“You can’t do that.”
But it makes me feel good.
“It’s against the law.”
Then we should change the law.
Because it makes me feel good.
“Who cares about your feelings?”
Why does the phrase “the pursuit of happiness” appear in our Declaration of Independence? Most people don’t know enough about history or political philosophy even to understand why this is an important question. Instructed with the simple-minded sentimentalism of an elementary school pageant, people cling to the phrase — along with whatever other bits and pieces of their education managed to stick in their minds — with the fierce emotion of a toddler clinging to his mother. Urging such a person to examine the facts critically is likely to produce antagonism, as if you were somehow unpatriotic for insisting that actual history is preferable to flattering mythology.
Diana West’s new book American Betrayal dares to question some of the sentimental gush about the 20th century that too many of us have swallowed without thinking about it, and the problem is that once people integrate false narratives into their worldview, it’s very hard to get them to re-examine their erroneous beliefs.
Yes, that’s what our modern politics has come to…feelings. The rule of law has been thrown out the window. The basic premise of equal treatment under the law for each and everyone of us is now just wishful thinking. As my friend Joe said in his recent post:
So I find myself wondering, given this reality, how is it that we still believe we are under the rule of law? If there is no set guideline or standard against which we can judge the application of a lesser law, or, if the standard we use is subject to whatever a given judge decides he/she wants to do, then what does “the rule of law” even mean? But my confusion doesn’t stop there.

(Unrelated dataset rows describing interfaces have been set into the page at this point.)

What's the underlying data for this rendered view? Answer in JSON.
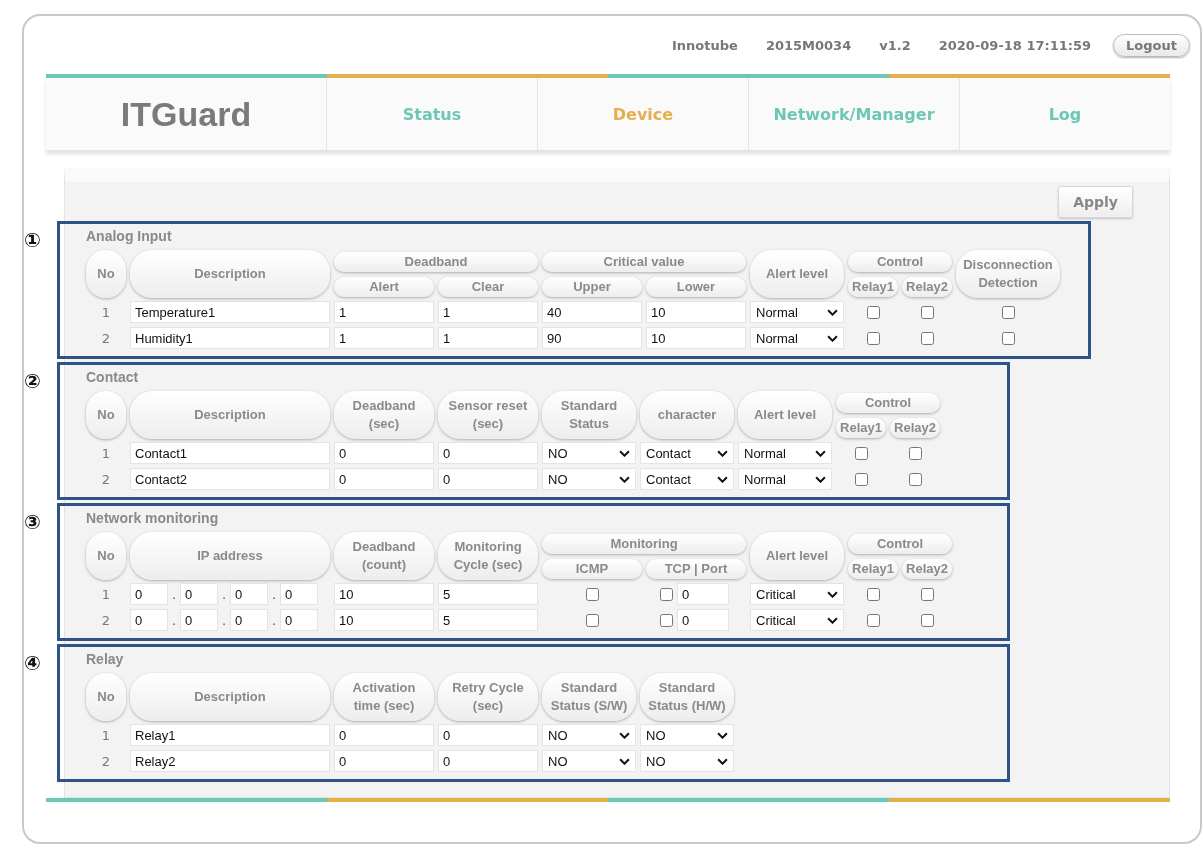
{
  "header": {
    "items": [
      "Innotube",
      "2015M0034",
      "v1.2",
      "2020-09-18 17:11:59"
    ],
    "logout": "Logout"
  },
  "nav": {
    "logo": "ITGuard",
    "tabs": [
      {
        "label": "Status",
        "selected": false
      },
      {
        "label": "Device",
        "selected": true
      },
      {
        "label": "Network/Manager",
        "selected": false
      },
      {
        "label": "Log",
        "selected": false
      }
    ]
  },
  "apply": "Apply",
  "sections": [
    {
      "marker": "①",
      "title": "Analog Input",
      "columns": [
        {
          "label": "No",
          "kind": "no"
        },
        {
          "label": "Description",
          "kind": "desc"
        },
        {
          "label": "Deadband",
          "colspan": 2,
          "children": [
            {
              "label": "Alert",
              "kind": "field"
            },
            {
              "label": "Clear",
              "kind": "field"
            }
          ]
        },
        {
          "label": "Critical value",
          "colspan": 2,
          "children": [
            {
              "label": "Upper",
              "kind": "field"
            },
            {
              "label": "Lower",
              "kind": "field"
            }
          ]
        },
        {
          "label": "Alert level",
          "kind": "select"
        },
        {
          "label": "Control",
          "colspan": 2,
          "children": [
            {
              "label": "Relay1",
              "kind": "check"
            },
            {
              "label": "Relay2",
              "kind": "check"
            }
          ]
        },
        {
          "label": "Disconnection Detection",
          "kind": "wide"
        }
      ],
      "rows": [
        {
          "cells": [
            {
              "kind": "no",
              "value": "1"
            },
            {
              "kind": "text",
              "value": "Temperature1"
            },
            {
              "kind": "text",
              "value": "1"
            },
            {
              "kind": "text",
              "value": "1"
            },
            {
              "kind": "text",
              "value": "40"
            },
            {
              "kind": "text",
              "value": "10"
            },
            {
              "kind": "select",
              "value": "Normal"
            },
            {
              "kind": "checkbox",
              "checked": false
            },
            {
              "kind": "checkbox",
              "checked": false
            },
            {
              "kind": "checkbox",
              "checked": false
            }
          ]
        },
        {
          "cells": [
            {
              "kind": "no",
              "value": "2"
            },
            {
              "kind": "text",
              "value": "Humidity1"
            },
            {
              "kind": "text",
              "value": "1"
            },
            {
              "kind": "text",
              "value": "1"
            },
            {
              "kind": "text",
              "value": "90"
            },
            {
              "kind": "text",
              "value": "10"
            },
            {
              "kind": "select",
              "value": "Normal"
            },
            {
              "kind": "checkbox",
              "checked": false
            },
            {
              "kind": "checkbox",
              "checked": false
            },
            {
              "kind": "checkbox",
              "checked": false
            }
          ]
        }
      ]
    },
    {
      "marker": "②",
      "title": "Contact",
      "columns": [
        {
          "label": "No",
          "kind": "no"
        },
        {
          "label": "Description",
          "kind": "desc"
        },
        {
          "label": "Deadband (sec)",
          "kind": "field"
        },
        {
          "label": "Sensor reset (sec)",
          "kind": "field"
        },
        {
          "label": "Standard Status",
          "kind": "select"
        },
        {
          "label": "character",
          "kind": "select"
        },
        {
          "label": "Alert level",
          "kind": "select"
        },
        {
          "label": "Control",
          "colspan": 2,
          "children": [
            {
              "label": "Relay1",
              "kind": "check"
            },
            {
              "label": "Relay2",
              "kind": "check"
            }
          ]
        }
      ],
      "rows": [
        {
          "cells": [
            {
              "kind": "no",
              "value": "1"
            },
            {
              "kind": "text",
              "value": "Contact1"
            },
            {
              "kind": "text",
              "value": "0"
            },
            {
              "kind": "text",
              "value": "0"
            },
            {
              "kind": "select",
              "value": "NO"
            },
            {
              "kind": "select",
              "value": "Contact"
            },
            {
              "kind": "select",
              "value": "Normal"
            },
            {
              "kind": "checkbox",
              "checked": false
            },
            {
              "kind": "checkbox",
              "checked": false
            }
          ]
        },
        {
          "cells": [
            {
              "kind": "no",
              "value": "2"
            },
            {
              "kind": "text",
              "value": "Contact2"
            },
            {
              "kind": "text",
              "value": "0"
            },
            {
              "kind": "text",
              "value": "0"
            },
            {
              "kind": "select",
              "value": "NO"
            },
            {
              "kind": "select",
              "value": "Contact"
            },
            {
              "kind": "select",
              "value": "Normal"
            },
            {
              "kind": "checkbox",
              "checked": false
            },
            {
              "kind": "checkbox",
              "checked": false
            }
          ]
        }
      ]
    },
    {
      "marker": "③",
      "title": "Network monitoring",
      "columns": [
        {
          "label": "No",
          "kind": "no"
        },
        {
          "label": "IP address",
          "kind": "ip"
        },
        {
          "label": "Deadband (count)",
          "kind": "field"
        },
        {
          "label": "Monitoring Cycle (sec)",
          "kind": "field"
        },
        {
          "label": "Monitoring",
          "colspan": 2,
          "children": [
            {
              "label": "ICMP",
              "kind": "field"
            },
            {
              "label": "TCP | Port",
              "kind": "field"
            }
          ]
        },
        {
          "label": "Alert level",
          "kind": "select"
        },
        {
          "label": "Control",
          "colspan": 2,
          "children": [
            {
              "label": "Relay1",
              "kind": "check"
            },
            {
              "label": "Relay2",
              "kind": "check"
            }
          ]
        }
      ],
      "rows": [
        {
          "cells": [
            {
              "kind": "no",
              "value": "1"
            },
            {
              "kind": "ip",
              "parts": [
                "0",
                "0",
                "0",
                "0"
              ],
              "separator": "."
            },
            {
              "kind": "text",
              "value": "10"
            },
            {
              "kind": "text",
              "value": "5"
            },
            {
              "kind": "checkbox",
              "checked": false
            },
            {
              "kind": "port",
              "checked": false,
              "value": "0"
            },
            {
              "kind": "select",
              "value": "Critical"
            },
            {
              "kind": "checkbox",
              "checked": false
            },
            {
              "kind": "checkbox",
              "checked": false
            }
          ]
        },
        {
          "cells": [
            {
              "kind": "no",
              "value": "2"
            },
            {
              "kind": "ip",
              "parts": [
                "0",
                "0",
                "0",
                "0"
              ],
              "separator": "."
            },
            {
              "kind": "text",
              "value": "10"
            },
            {
              "kind": "text",
              "value": "5"
            },
            {
              "kind": "checkbox",
              "checked": false
            },
            {
              "kind": "port",
              "checked": false,
              "value": "0"
            },
            {
              "kind": "select",
              "value": "Critical"
            },
            {
              "kind": "checkbox",
              "checked": false
            },
            {
              "kind": "checkbox",
              "checked": false
            }
          ]
        }
      ]
    },
    {
      "marker": "④",
      "title": "Relay",
      "columns": [
        {
          "label": "No",
          "kind": "no"
        },
        {
          "label": "Description",
          "kind": "desc"
        },
        {
          "label": "Activation time (sec)",
          "kind": "field"
        },
        {
          "label": "Retry Cycle (sec)",
          "kind": "field"
        },
        {
          "label": "Standard Status (S/W)",
          "kind": "select"
        },
        {
          "label": "Standard Status (H/W)",
          "kind": "select"
        }
      ],
      "rows": [
        {
          "cells": [
            {
              "kind": "no",
              "value": "1"
            },
            {
              "kind": "text",
              "value": "Relay1"
            },
            {
              "kind": "text",
              "value": "0"
            },
            {
              "kind": "text",
              "value": "0"
            },
            {
              "kind": "select",
              "value": "NO"
            },
            {
              "kind": "select",
              "value": "NO"
            }
          ]
        },
        {
          "cells": [
            {
              "kind": "no",
              "value": "2"
            },
            {
              "kind": "text",
              "value": "Relay2"
            },
            {
              "kind": "text",
              "value": "0"
            },
            {
              "kind": "text",
              "value": "0"
            },
            {
              "kind": "select",
              "value": "NO"
            },
            {
              "kind": "select",
              "value": "NO"
            }
          ]
        }
      ]
    }
  ]
}
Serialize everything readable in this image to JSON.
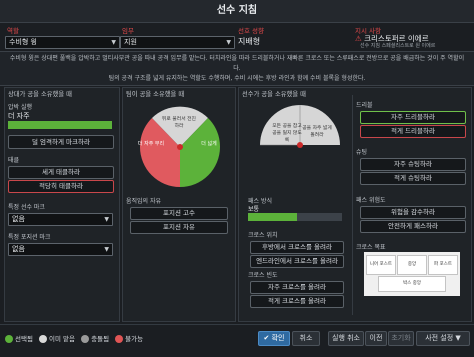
{
  "title": "선수 지침",
  "top": {
    "role_label": "역할",
    "role_value": "수비형 윙",
    "duty_label": "임무",
    "duty_value": "지원",
    "preferred_label": "선호 성향",
    "preferred_value": "지배형",
    "instruction_label": "지시 사항",
    "instruction_value": "크리스토퍼르 이에르",
    "instruction_sub": "선수 지침 스페셜리스트로 원 이에르"
  },
  "description": [
    "수비형 윙은 상대편 풀백을 압박하고 멀티사부관 공을 따내 공격 임무를 맡는다. 터치라인을 따라 드리블하거나 재빠른 크로스 또는 스루패스로 전방으로 공을 배급하는 것이 주 역할이다.",
    "팀의 공격 구조를 넓게 유지하는 역할도 수행하며, 수비 시에는 후방 라인과 함께 수비 블록을 형성한다."
  ],
  "left": {
    "header": "상대가 공을 소유했을 때",
    "press_label": "압박 실행",
    "press_value": "더 자주",
    "press_button": "덜 엄격하게 마크하라",
    "tackle_label": "태클",
    "tackle_button1": "세게 태클하라",
    "tackle_button2": "적당히 태클하라",
    "mark_player_label": "특정 선수 마크",
    "mark_player_value": "없음",
    "mark_pos_label": "특정 포지션 마크",
    "mark_pos_value": "없음"
  },
  "middle": {
    "header": "팀이 공을 소유했을 때",
    "freedom_label": "움직임의 자유",
    "freedom_button1": "포지션 고수",
    "freedom_button2": "포지션 자유",
    "semi_left": "더 자주 무리",
    "semi_top": "뒤로 물러서 전진하라",
    "semi_right": "더 넓게"
  },
  "right": {
    "header": "선수가 공을 소유했을 때",
    "semi_left": "모든 공을 잡고 공을 잃지 않도록",
    "semi_right": "공을 자주 넓게 돌려라",
    "pass_style_label": "패스 방식",
    "pass_style_value": "보통",
    "cross_pos_label": "크로스 위치",
    "cross_pos_btn1": "후방에서 크로스를 올려라",
    "cross_pos_btn2": "엔드라인에서 크로스를 올려라",
    "cross_freq_label": "크로스 빈도",
    "cross_freq_btn1": "자주 크로스를 올려라",
    "cross_freq_btn2": "적게 크로스를 올려라",
    "dribble_label": "드리블",
    "dribble_btn1": "자주 드리블하라",
    "dribble_btn2": "적게 드리블하라",
    "shoot_label": "슈팅",
    "shoot_btn1": "자주 슈팅하라",
    "shoot_btn2": "적게 슈팅하라",
    "pass_risk_label": "패스 위험도",
    "pass_risk_btn1": "위험을 감수하라",
    "pass_risk_btn2": "안전하게 패스하라",
    "cross_target_label": "크로스 목표",
    "target_near": "니어 포스트",
    "target_center": "중앙",
    "target_far": "파 포스트",
    "target_area": "박스 중앙"
  },
  "legend": {
    "selected": "선택됨",
    "already": "이미 맡음",
    "conflict": "충돌됨",
    "unavailable": "불가능"
  },
  "footer": {
    "confirm": "확인",
    "cancel": "취소",
    "undo": "실행 취소",
    "prev": "이전",
    "reset": "초기화",
    "presets": "사전 설정"
  },
  "colors": {
    "selected": "#5cb23a",
    "already": "#d9d9d9",
    "conflict": "#9a9a9a",
    "unavailable": "#e05555",
    "accent": "#e2494b"
  }
}
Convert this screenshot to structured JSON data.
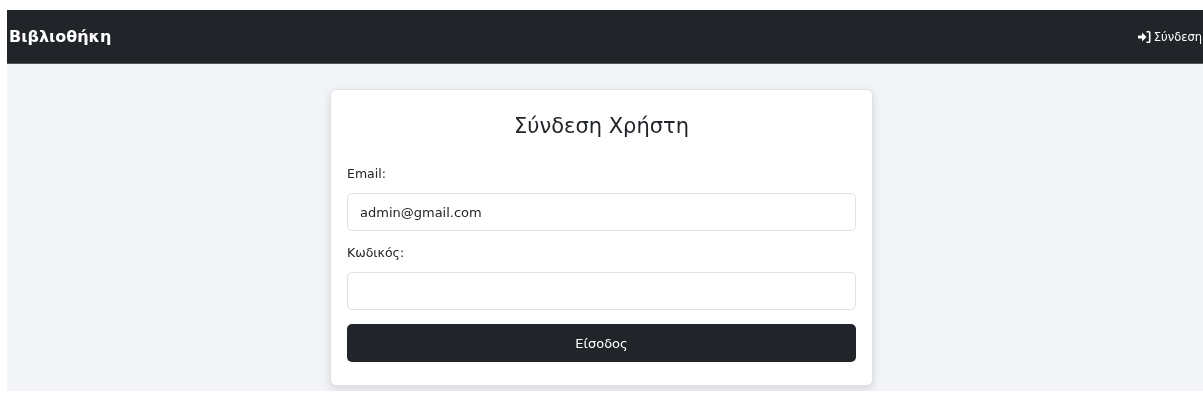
{
  "navbar": {
    "brand": "Βιβλιοθήκη",
    "login_link": "Σύνδεση"
  },
  "login_form": {
    "title": "Σύνδεση Χρήστη",
    "fields": [
      {
        "label": "Email:",
        "value": "admin@gmail.com"
      },
      {
        "label": "Κωδικός:"
      }
    ],
    "submit": "Είσοδος"
  }
}
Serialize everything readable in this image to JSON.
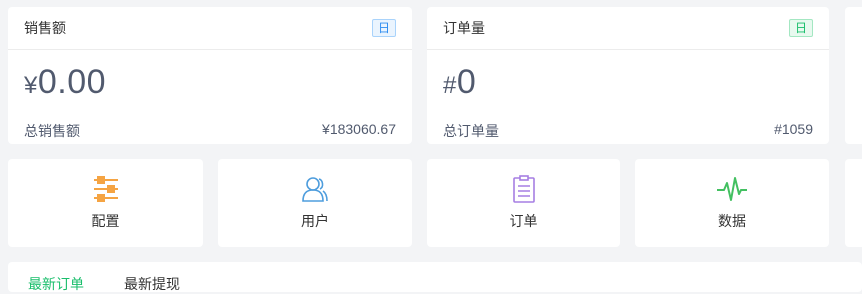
{
  "sales": {
    "title": "销售额",
    "badge": "日",
    "currency": "¥",
    "value": "0.00",
    "total_label": "总销售额",
    "total_value": "¥183060.67"
  },
  "orders": {
    "title": "订单量",
    "badge": "日",
    "currency": "#",
    "value": "0",
    "total_label": "总订单量",
    "total_value": "#1059"
  },
  "nav": {
    "items": [
      {
        "label": "配置",
        "icon": "settings-sliders-icon",
        "color": "#f5a443"
      },
      {
        "label": "用户",
        "icon": "user-icon",
        "color": "#4e9ddd"
      },
      {
        "label": "订单",
        "icon": "order-clipboard-icon",
        "color": "#a67ee3"
      },
      {
        "label": "数据",
        "icon": "pulse-chart-icon",
        "color": "#43c061"
      }
    ]
  },
  "tabs": [
    "最新订单",
    "最新提现"
  ],
  "colors": {
    "accent": "#19be6b",
    "background": "#f3f4f6"
  }
}
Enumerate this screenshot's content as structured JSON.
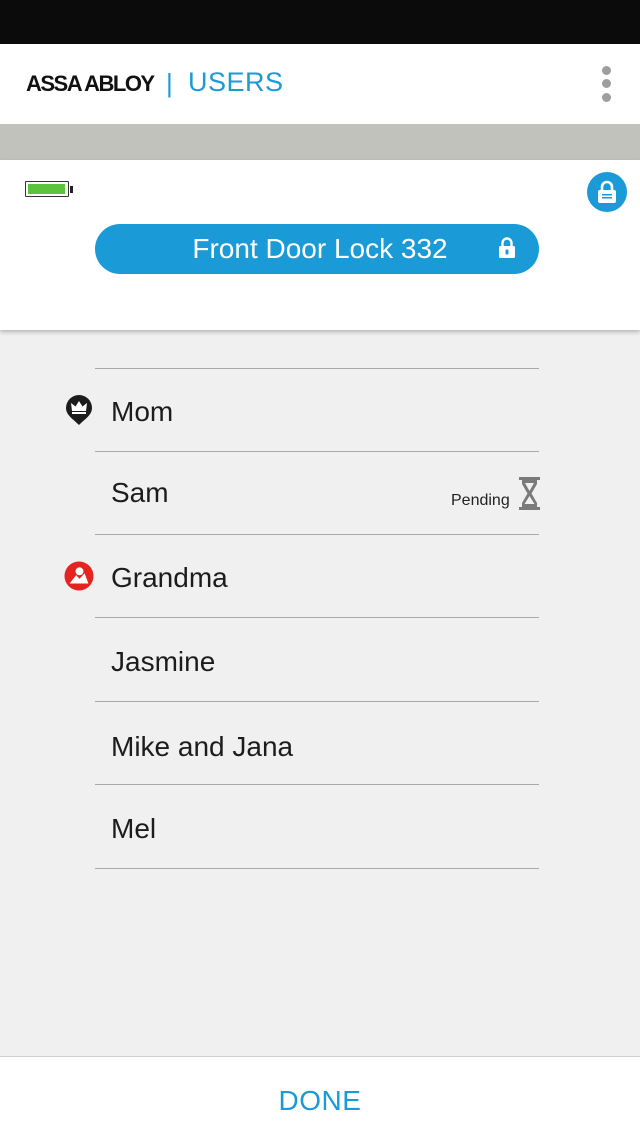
{
  "header": {
    "brand": "ASSA ABLOY",
    "separator": "|",
    "title": "USERS",
    "menu_icon": "more-vert-icon"
  },
  "lock": {
    "name": "Front Door Lock 332",
    "battery_level": 1.0,
    "battery_color": "#5cc33c",
    "status_icon": "padlock-icon",
    "accent_color": "#1a9ad6"
  },
  "users": [
    {
      "name": "Mom",
      "badge": "crown-icon",
      "status": ""
    },
    {
      "name": "Sam",
      "badge": "",
      "status": "Pending",
      "status_icon": "hourglass-icon"
    },
    {
      "name": "Grandma",
      "badge": "person-red-icon",
      "status": ""
    },
    {
      "name": "Jasmine",
      "badge": "",
      "status": ""
    },
    {
      "name": "Mike and Jana",
      "badge": "",
      "status": ""
    },
    {
      "name": "Mel",
      "badge": "",
      "status": ""
    }
  ],
  "footer": {
    "done_label": "DONE"
  }
}
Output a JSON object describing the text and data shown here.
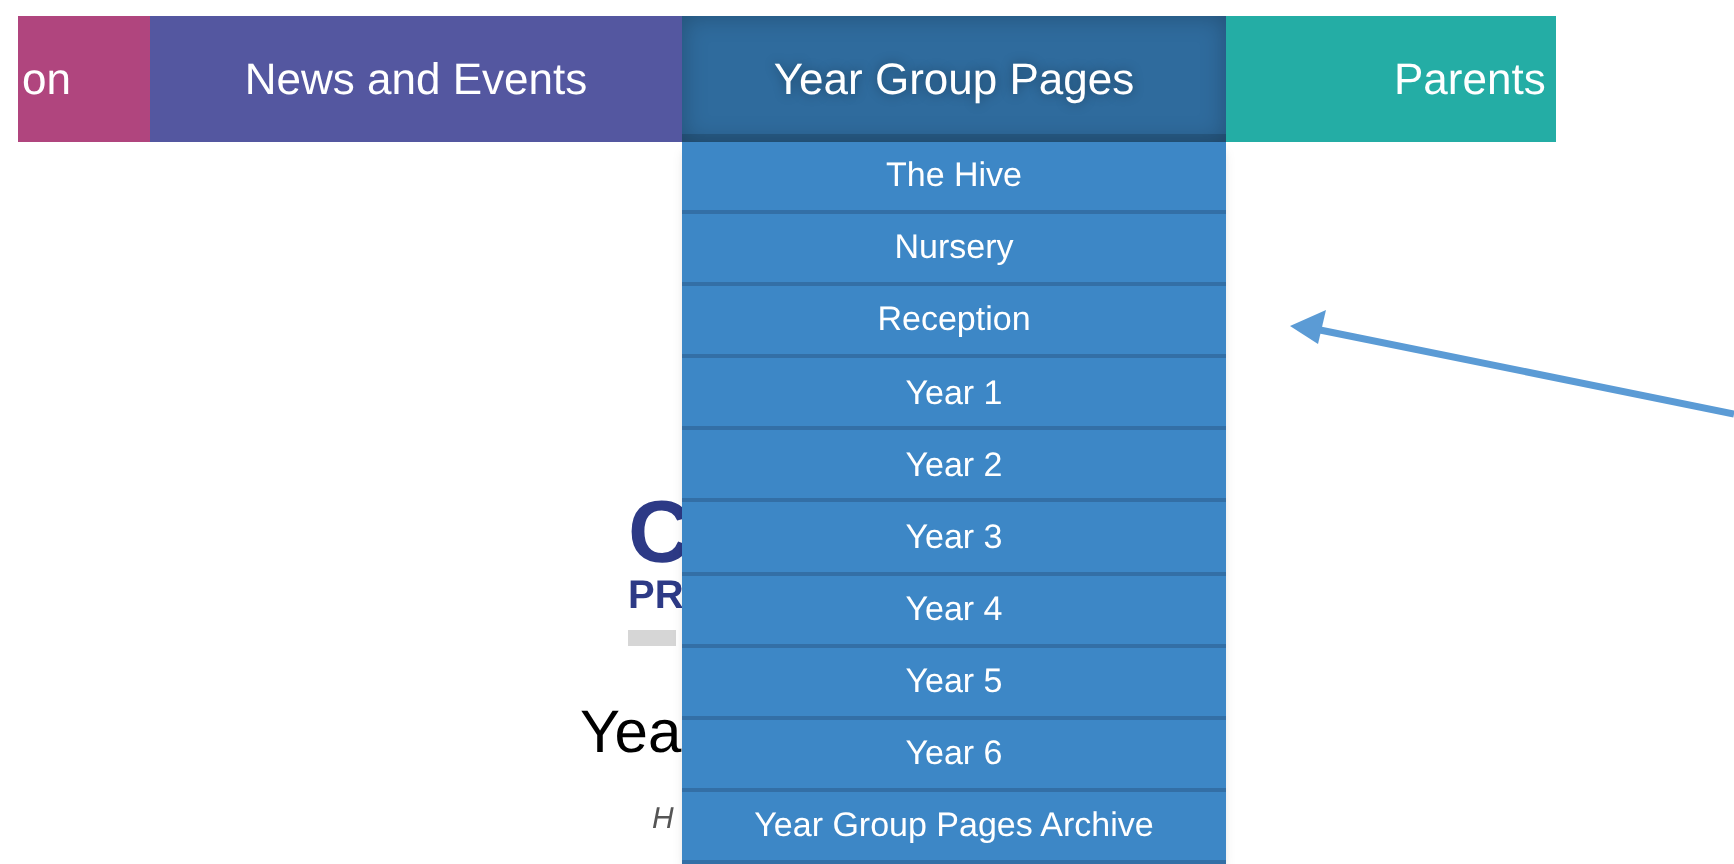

Now we find that the law – as it is applied today – is applied in a hierarchical manner. If you have both power and money, then the law doesn’t apply to you. If you have power, it only applies if those above you or with more power than you wish it to do so. If you have money, it only applies if those with power and/or more money want it to apply to you. However, if you have neither money nor power, and those above you do not wish to protect you, the law not only applies to you, but it applies in whatever manner those above you desire to apply it. They call this hierarchy “proprietorial discretion,” but is that what it is? Does the rule of law even have such a thing as “proprietorial discretion,” or is that supposed to be the role of the jury?
I ask these things because I honestly don’t know anymore. What I thought I knew and understood doesn’t match with the reality I see around me. So, do my eyes deceive me? Should I accept that 2+2=5 if that’s what I am told?
As anyone with half a brain could see, if only they looked, we do have an upside down interpretation of the law and how it should be applied. If you have a lot of money and/or are politically connected, the law doesn’t mean a thing.
My good friend asked if there was a higher law of the land than the Constitution. And he answered the question with a quote at the end of his post:
“Men, in a word, must necessarily be controlled either by a power within them or by a power without them; either by the Word of God or by the strong arm of man; either by the Bible or by the bayonet.”
– Robert Winthrop, Speaker of the U. S. House
Biblical law, the Ten Commandments, if you will, have precedence over the Constitution. In fact, the Constitution was based on the ten laws handed down by God to Moses.